> [Task to complete]: Output the number of lines in the entries below with the string "Settings" in them, and nothing further.

> [Extracted records]:
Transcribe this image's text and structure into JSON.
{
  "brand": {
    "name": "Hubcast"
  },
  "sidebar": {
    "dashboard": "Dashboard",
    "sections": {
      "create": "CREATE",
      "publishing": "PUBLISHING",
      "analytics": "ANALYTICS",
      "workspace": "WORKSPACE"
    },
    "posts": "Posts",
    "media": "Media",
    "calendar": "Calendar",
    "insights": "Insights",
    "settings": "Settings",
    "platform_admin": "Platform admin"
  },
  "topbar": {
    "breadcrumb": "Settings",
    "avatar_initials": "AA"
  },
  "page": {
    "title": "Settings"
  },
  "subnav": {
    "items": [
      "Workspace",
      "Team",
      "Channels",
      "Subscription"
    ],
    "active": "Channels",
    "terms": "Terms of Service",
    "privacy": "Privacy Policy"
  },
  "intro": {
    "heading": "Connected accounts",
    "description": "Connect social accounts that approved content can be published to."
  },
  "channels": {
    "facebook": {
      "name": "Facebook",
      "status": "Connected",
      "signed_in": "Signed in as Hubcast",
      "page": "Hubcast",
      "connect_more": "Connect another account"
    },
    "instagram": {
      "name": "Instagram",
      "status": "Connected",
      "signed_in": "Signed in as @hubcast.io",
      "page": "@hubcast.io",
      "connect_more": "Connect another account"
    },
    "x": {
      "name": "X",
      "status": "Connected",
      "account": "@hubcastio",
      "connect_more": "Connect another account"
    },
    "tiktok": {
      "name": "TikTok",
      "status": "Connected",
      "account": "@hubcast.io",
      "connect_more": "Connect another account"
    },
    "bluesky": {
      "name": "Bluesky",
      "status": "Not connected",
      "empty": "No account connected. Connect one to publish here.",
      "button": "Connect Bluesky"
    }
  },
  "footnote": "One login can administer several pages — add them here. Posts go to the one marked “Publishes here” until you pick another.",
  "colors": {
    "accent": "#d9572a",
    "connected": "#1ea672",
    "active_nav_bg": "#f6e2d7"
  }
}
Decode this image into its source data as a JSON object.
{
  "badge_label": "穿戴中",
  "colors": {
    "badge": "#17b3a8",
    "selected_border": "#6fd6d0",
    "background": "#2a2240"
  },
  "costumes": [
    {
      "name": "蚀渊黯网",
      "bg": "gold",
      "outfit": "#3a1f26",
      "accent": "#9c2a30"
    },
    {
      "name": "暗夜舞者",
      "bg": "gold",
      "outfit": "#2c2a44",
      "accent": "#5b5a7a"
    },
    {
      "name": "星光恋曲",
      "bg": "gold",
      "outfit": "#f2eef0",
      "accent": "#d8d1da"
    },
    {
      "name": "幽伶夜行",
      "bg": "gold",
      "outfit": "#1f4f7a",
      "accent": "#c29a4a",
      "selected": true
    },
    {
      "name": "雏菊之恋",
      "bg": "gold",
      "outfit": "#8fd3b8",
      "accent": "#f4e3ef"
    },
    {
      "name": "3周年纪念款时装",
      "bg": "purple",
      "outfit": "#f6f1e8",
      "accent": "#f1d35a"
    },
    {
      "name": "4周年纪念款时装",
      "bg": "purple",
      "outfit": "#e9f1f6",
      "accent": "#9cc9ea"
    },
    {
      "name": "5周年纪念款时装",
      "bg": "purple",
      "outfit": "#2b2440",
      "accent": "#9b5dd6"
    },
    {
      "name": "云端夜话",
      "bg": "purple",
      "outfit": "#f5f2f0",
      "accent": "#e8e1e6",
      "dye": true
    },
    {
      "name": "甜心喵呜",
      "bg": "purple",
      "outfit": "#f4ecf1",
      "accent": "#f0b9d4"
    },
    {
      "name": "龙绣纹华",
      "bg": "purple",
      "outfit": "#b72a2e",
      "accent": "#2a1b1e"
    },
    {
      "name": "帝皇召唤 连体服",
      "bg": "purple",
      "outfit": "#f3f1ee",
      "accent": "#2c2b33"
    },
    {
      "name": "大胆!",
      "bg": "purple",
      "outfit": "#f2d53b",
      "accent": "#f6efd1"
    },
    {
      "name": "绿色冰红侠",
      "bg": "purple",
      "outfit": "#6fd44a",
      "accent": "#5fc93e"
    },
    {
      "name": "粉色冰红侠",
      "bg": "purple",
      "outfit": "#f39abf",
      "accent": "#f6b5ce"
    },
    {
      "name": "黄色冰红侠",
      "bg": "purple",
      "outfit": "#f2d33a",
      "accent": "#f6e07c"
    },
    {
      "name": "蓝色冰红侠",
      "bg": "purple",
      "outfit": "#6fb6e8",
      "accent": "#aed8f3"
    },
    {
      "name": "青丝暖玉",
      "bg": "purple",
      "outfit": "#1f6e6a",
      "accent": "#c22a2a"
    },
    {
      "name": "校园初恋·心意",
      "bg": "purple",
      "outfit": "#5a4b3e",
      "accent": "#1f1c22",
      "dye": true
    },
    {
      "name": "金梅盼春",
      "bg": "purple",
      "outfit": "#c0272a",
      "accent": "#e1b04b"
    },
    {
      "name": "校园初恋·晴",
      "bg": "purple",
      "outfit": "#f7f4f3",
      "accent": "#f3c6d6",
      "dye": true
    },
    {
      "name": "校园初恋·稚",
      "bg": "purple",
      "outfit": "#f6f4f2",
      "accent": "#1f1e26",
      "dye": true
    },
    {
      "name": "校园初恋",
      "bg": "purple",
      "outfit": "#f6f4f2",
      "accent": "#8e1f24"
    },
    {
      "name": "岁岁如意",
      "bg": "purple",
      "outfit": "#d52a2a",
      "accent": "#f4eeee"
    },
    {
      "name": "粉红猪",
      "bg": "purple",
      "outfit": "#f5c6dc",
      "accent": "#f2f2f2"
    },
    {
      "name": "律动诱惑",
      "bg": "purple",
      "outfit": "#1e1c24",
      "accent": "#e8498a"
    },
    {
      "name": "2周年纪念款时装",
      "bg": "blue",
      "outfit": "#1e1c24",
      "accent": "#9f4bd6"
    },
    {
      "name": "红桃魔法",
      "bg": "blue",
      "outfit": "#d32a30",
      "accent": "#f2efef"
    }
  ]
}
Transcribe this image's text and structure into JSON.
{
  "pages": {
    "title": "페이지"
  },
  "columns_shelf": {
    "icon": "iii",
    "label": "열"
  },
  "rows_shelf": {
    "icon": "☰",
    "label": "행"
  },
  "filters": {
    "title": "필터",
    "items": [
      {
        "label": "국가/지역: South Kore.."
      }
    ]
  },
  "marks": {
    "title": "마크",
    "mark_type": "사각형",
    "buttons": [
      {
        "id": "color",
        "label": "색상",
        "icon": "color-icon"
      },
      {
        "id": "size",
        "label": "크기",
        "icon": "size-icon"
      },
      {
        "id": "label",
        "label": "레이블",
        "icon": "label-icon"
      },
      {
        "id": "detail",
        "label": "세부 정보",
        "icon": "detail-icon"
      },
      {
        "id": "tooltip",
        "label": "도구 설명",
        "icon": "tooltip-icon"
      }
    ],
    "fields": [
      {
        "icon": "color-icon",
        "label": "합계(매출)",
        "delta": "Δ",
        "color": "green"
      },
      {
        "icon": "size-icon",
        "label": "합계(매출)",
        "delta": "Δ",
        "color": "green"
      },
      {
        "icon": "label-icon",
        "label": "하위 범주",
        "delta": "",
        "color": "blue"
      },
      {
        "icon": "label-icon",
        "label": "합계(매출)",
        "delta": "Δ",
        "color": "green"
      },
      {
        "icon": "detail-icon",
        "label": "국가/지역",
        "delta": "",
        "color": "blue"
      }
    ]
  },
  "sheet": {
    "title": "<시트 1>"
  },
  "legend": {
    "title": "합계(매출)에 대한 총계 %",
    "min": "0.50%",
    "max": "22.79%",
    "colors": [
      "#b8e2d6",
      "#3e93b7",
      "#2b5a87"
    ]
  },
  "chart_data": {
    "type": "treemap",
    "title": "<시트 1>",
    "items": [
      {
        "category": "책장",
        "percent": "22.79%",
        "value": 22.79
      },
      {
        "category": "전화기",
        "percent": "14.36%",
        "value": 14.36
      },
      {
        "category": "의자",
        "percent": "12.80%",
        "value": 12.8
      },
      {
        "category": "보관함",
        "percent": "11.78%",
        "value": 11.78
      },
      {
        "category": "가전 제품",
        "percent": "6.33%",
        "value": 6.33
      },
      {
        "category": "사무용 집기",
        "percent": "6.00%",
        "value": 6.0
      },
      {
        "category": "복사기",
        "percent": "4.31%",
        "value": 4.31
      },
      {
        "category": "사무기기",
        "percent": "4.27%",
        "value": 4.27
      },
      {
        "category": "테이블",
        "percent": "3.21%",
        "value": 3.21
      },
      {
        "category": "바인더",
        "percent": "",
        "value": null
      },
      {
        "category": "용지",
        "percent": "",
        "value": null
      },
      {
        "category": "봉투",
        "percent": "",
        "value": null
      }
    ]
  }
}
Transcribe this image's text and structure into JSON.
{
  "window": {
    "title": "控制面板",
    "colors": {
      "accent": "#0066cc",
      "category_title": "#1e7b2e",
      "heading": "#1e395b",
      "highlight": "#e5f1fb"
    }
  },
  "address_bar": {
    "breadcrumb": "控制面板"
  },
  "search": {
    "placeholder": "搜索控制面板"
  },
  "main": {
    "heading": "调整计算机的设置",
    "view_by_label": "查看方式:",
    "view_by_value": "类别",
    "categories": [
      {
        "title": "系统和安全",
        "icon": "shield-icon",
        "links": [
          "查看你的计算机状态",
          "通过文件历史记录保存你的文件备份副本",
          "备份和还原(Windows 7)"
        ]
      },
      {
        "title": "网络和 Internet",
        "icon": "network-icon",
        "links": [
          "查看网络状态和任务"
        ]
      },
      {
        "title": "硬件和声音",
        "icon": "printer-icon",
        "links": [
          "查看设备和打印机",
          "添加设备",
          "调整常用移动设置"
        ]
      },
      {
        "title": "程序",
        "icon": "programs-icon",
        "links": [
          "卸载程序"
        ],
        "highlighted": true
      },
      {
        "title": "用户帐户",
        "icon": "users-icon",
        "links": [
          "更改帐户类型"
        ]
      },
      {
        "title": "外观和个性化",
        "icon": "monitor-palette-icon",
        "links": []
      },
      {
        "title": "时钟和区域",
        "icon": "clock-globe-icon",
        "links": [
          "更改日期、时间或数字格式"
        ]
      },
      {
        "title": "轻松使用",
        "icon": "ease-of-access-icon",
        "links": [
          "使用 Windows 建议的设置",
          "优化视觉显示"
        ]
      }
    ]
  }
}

> [Problem solution]: 3